• Your assignment
Output the records exactly as they appear, with no pictures included.

• Records to process
────────────────
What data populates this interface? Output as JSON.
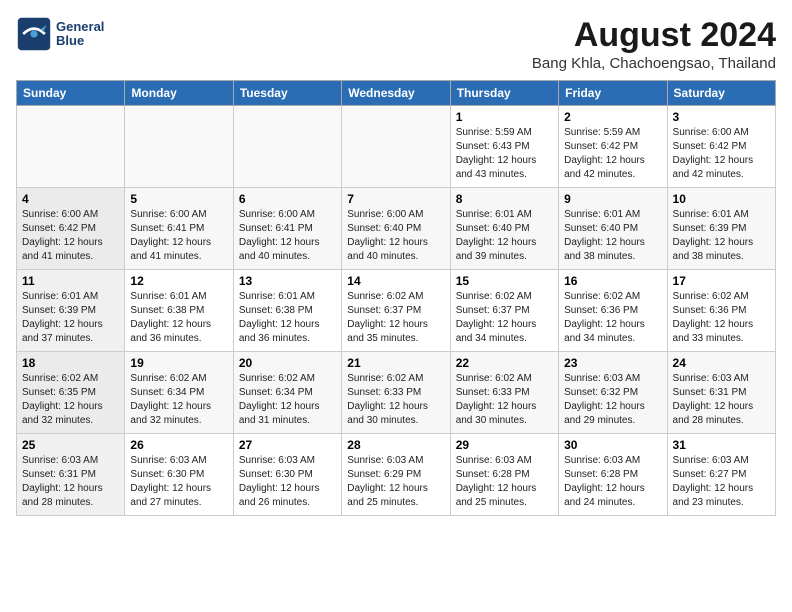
{
  "logo": {
    "line1": "General",
    "line2": "Blue"
  },
  "title": "August 2024",
  "subtitle": "Bang Khla, Chachoengsao, Thailand",
  "days_of_week": [
    "Sunday",
    "Monday",
    "Tuesday",
    "Wednesday",
    "Thursday",
    "Friday",
    "Saturday"
  ],
  "weeks": [
    [
      {
        "num": "",
        "detail": ""
      },
      {
        "num": "",
        "detail": ""
      },
      {
        "num": "",
        "detail": ""
      },
      {
        "num": "",
        "detail": ""
      },
      {
        "num": "1",
        "detail": "Sunrise: 5:59 AM\nSunset: 6:43 PM\nDaylight: 12 hours\nand 43 minutes."
      },
      {
        "num": "2",
        "detail": "Sunrise: 5:59 AM\nSunset: 6:42 PM\nDaylight: 12 hours\nand 42 minutes."
      },
      {
        "num": "3",
        "detail": "Sunrise: 6:00 AM\nSunset: 6:42 PM\nDaylight: 12 hours\nand 42 minutes."
      }
    ],
    [
      {
        "num": "4",
        "detail": "Sunrise: 6:00 AM\nSunset: 6:42 PM\nDaylight: 12 hours\nand 41 minutes."
      },
      {
        "num": "5",
        "detail": "Sunrise: 6:00 AM\nSunset: 6:41 PM\nDaylight: 12 hours\nand 41 minutes."
      },
      {
        "num": "6",
        "detail": "Sunrise: 6:00 AM\nSunset: 6:41 PM\nDaylight: 12 hours\nand 40 minutes."
      },
      {
        "num": "7",
        "detail": "Sunrise: 6:00 AM\nSunset: 6:40 PM\nDaylight: 12 hours\nand 40 minutes."
      },
      {
        "num": "8",
        "detail": "Sunrise: 6:01 AM\nSunset: 6:40 PM\nDaylight: 12 hours\nand 39 minutes."
      },
      {
        "num": "9",
        "detail": "Sunrise: 6:01 AM\nSunset: 6:40 PM\nDaylight: 12 hours\nand 38 minutes."
      },
      {
        "num": "10",
        "detail": "Sunrise: 6:01 AM\nSunset: 6:39 PM\nDaylight: 12 hours\nand 38 minutes."
      }
    ],
    [
      {
        "num": "11",
        "detail": "Sunrise: 6:01 AM\nSunset: 6:39 PM\nDaylight: 12 hours\nand 37 minutes."
      },
      {
        "num": "12",
        "detail": "Sunrise: 6:01 AM\nSunset: 6:38 PM\nDaylight: 12 hours\nand 36 minutes."
      },
      {
        "num": "13",
        "detail": "Sunrise: 6:01 AM\nSunset: 6:38 PM\nDaylight: 12 hours\nand 36 minutes."
      },
      {
        "num": "14",
        "detail": "Sunrise: 6:02 AM\nSunset: 6:37 PM\nDaylight: 12 hours\nand 35 minutes."
      },
      {
        "num": "15",
        "detail": "Sunrise: 6:02 AM\nSunset: 6:37 PM\nDaylight: 12 hours\nand 34 minutes."
      },
      {
        "num": "16",
        "detail": "Sunrise: 6:02 AM\nSunset: 6:36 PM\nDaylight: 12 hours\nand 34 minutes."
      },
      {
        "num": "17",
        "detail": "Sunrise: 6:02 AM\nSunset: 6:36 PM\nDaylight: 12 hours\nand 33 minutes."
      }
    ],
    [
      {
        "num": "18",
        "detail": "Sunrise: 6:02 AM\nSunset: 6:35 PM\nDaylight: 12 hours\nand 32 minutes."
      },
      {
        "num": "19",
        "detail": "Sunrise: 6:02 AM\nSunset: 6:34 PM\nDaylight: 12 hours\nand 32 minutes."
      },
      {
        "num": "20",
        "detail": "Sunrise: 6:02 AM\nSunset: 6:34 PM\nDaylight: 12 hours\nand 31 minutes."
      },
      {
        "num": "21",
        "detail": "Sunrise: 6:02 AM\nSunset: 6:33 PM\nDaylight: 12 hours\nand 30 minutes."
      },
      {
        "num": "22",
        "detail": "Sunrise: 6:02 AM\nSunset: 6:33 PM\nDaylight: 12 hours\nand 30 minutes."
      },
      {
        "num": "23",
        "detail": "Sunrise: 6:03 AM\nSunset: 6:32 PM\nDaylight: 12 hours\nand 29 minutes."
      },
      {
        "num": "24",
        "detail": "Sunrise: 6:03 AM\nSunset: 6:31 PM\nDaylight: 12 hours\nand 28 minutes."
      }
    ],
    [
      {
        "num": "25",
        "detail": "Sunrise: 6:03 AM\nSunset: 6:31 PM\nDaylight: 12 hours\nand 28 minutes."
      },
      {
        "num": "26",
        "detail": "Sunrise: 6:03 AM\nSunset: 6:30 PM\nDaylight: 12 hours\nand 27 minutes."
      },
      {
        "num": "27",
        "detail": "Sunrise: 6:03 AM\nSunset: 6:30 PM\nDaylight: 12 hours\nand 26 minutes."
      },
      {
        "num": "28",
        "detail": "Sunrise: 6:03 AM\nSunset: 6:29 PM\nDaylight: 12 hours\nand 25 minutes."
      },
      {
        "num": "29",
        "detail": "Sunrise: 6:03 AM\nSunset: 6:28 PM\nDaylight: 12 hours\nand 25 minutes."
      },
      {
        "num": "30",
        "detail": "Sunrise: 6:03 AM\nSunset: 6:28 PM\nDaylight: 12 hours\nand 24 minutes."
      },
      {
        "num": "31",
        "detail": "Sunrise: 6:03 AM\nSunset: 6:27 PM\nDaylight: 12 hours\nand 23 minutes."
      }
    ]
  ]
}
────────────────
• Reply
What data populates this interface? Output as JSON.
{
  "logo": {
    "line1": "General",
    "line2": "Blue"
  },
  "title": "August 2024",
  "subtitle": "Bang Khla, Chachoengsao, Thailand",
  "days_of_week": [
    "Sunday",
    "Monday",
    "Tuesday",
    "Wednesday",
    "Thursday",
    "Friday",
    "Saturday"
  ],
  "weeks": [
    [
      {
        "num": "",
        "detail": ""
      },
      {
        "num": "",
        "detail": ""
      },
      {
        "num": "",
        "detail": ""
      },
      {
        "num": "",
        "detail": ""
      },
      {
        "num": "1",
        "detail": "Sunrise: 5:59 AM\nSunset: 6:43 PM\nDaylight: 12 hours\nand 43 minutes."
      },
      {
        "num": "2",
        "detail": "Sunrise: 5:59 AM\nSunset: 6:42 PM\nDaylight: 12 hours\nand 42 minutes."
      },
      {
        "num": "3",
        "detail": "Sunrise: 6:00 AM\nSunset: 6:42 PM\nDaylight: 12 hours\nand 42 minutes."
      }
    ],
    [
      {
        "num": "4",
        "detail": "Sunrise: 6:00 AM\nSunset: 6:42 PM\nDaylight: 12 hours\nand 41 minutes."
      },
      {
        "num": "5",
        "detail": "Sunrise: 6:00 AM\nSunset: 6:41 PM\nDaylight: 12 hours\nand 41 minutes."
      },
      {
        "num": "6",
        "detail": "Sunrise: 6:00 AM\nSunset: 6:41 PM\nDaylight: 12 hours\nand 40 minutes."
      },
      {
        "num": "7",
        "detail": "Sunrise: 6:00 AM\nSunset: 6:40 PM\nDaylight: 12 hours\nand 40 minutes."
      },
      {
        "num": "8",
        "detail": "Sunrise: 6:01 AM\nSunset: 6:40 PM\nDaylight: 12 hours\nand 39 minutes."
      },
      {
        "num": "9",
        "detail": "Sunrise: 6:01 AM\nSunset: 6:40 PM\nDaylight: 12 hours\nand 38 minutes."
      },
      {
        "num": "10",
        "detail": "Sunrise: 6:01 AM\nSunset: 6:39 PM\nDaylight: 12 hours\nand 38 minutes."
      }
    ],
    [
      {
        "num": "11",
        "detail": "Sunrise: 6:01 AM\nSunset: 6:39 PM\nDaylight: 12 hours\nand 37 minutes."
      },
      {
        "num": "12",
        "detail": "Sunrise: 6:01 AM\nSunset: 6:38 PM\nDaylight: 12 hours\nand 36 minutes."
      },
      {
        "num": "13",
        "detail": "Sunrise: 6:01 AM\nSunset: 6:38 PM\nDaylight: 12 hours\nand 36 minutes."
      },
      {
        "num": "14",
        "detail": "Sunrise: 6:02 AM\nSunset: 6:37 PM\nDaylight: 12 hours\nand 35 minutes."
      },
      {
        "num": "15",
        "detail": "Sunrise: 6:02 AM\nSunset: 6:37 PM\nDaylight: 12 hours\nand 34 minutes."
      },
      {
        "num": "16",
        "detail": "Sunrise: 6:02 AM\nSunset: 6:36 PM\nDaylight: 12 hours\nand 34 minutes."
      },
      {
        "num": "17",
        "detail": "Sunrise: 6:02 AM\nSunset: 6:36 PM\nDaylight: 12 hours\nand 33 minutes."
      }
    ],
    [
      {
        "num": "18",
        "detail": "Sunrise: 6:02 AM\nSunset: 6:35 PM\nDaylight: 12 hours\nand 32 minutes."
      },
      {
        "num": "19",
        "detail": "Sunrise: 6:02 AM\nSunset: 6:34 PM\nDaylight: 12 hours\nand 32 minutes."
      },
      {
        "num": "20",
        "detail": "Sunrise: 6:02 AM\nSunset: 6:34 PM\nDaylight: 12 hours\nand 31 minutes."
      },
      {
        "num": "21",
        "detail": "Sunrise: 6:02 AM\nSunset: 6:33 PM\nDaylight: 12 hours\nand 30 minutes."
      },
      {
        "num": "22",
        "detail": "Sunrise: 6:02 AM\nSunset: 6:33 PM\nDaylight: 12 hours\nand 30 minutes."
      },
      {
        "num": "23",
        "detail": "Sunrise: 6:03 AM\nSunset: 6:32 PM\nDaylight: 12 hours\nand 29 minutes."
      },
      {
        "num": "24",
        "detail": "Sunrise: 6:03 AM\nSunset: 6:31 PM\nDaylight: 12 hours\nand 28 minutes."
      }
    ],
    [
      {
        "num": "25",
        "detail": "Sunrise: 6:03 AM\nSunset: 6:31 PM\nDaylight: 12 hours\nand 28 minutes."
      },
      {
        "num": "26",
        "detail": "Sunrise: 6:03 AM\nSunset: 6:30 PM\nDaylight: 12 hours\nand 27 minutes."
      },
      {
        "num": "27",
        "detail": "Sunrise: 6:03 AM\nSunset: 6:30 PM\nDaylight: 12 hours\nand 26 minutes."
      },
      {
        "num": "28",
        "detail": "Sunrise: 6:03 AM\nSunset: 6:29 PM\nDaylight: 12 hours\nand 25 minutes."
      },
      {
        "num": "29",
        "detail": "Sunrise: 6:03 AM\nSunset: 6:28 PM\nDaylight: 12 hours\nand 25 minutes."
      },
      {
        "num": "30",
        "detail": "Sunrise: 6:03 AM\nSunset: 6:28 PM\nDaylight: 12 hours\nand 24 minutes."
      },
      {
        "num": "31",
        "detail": "Sunrise: 6:03 AM\nSunset: 6:27 PM\nDaylight: 12 hours\nand 23 minutes."
      }
    ]
  ]
}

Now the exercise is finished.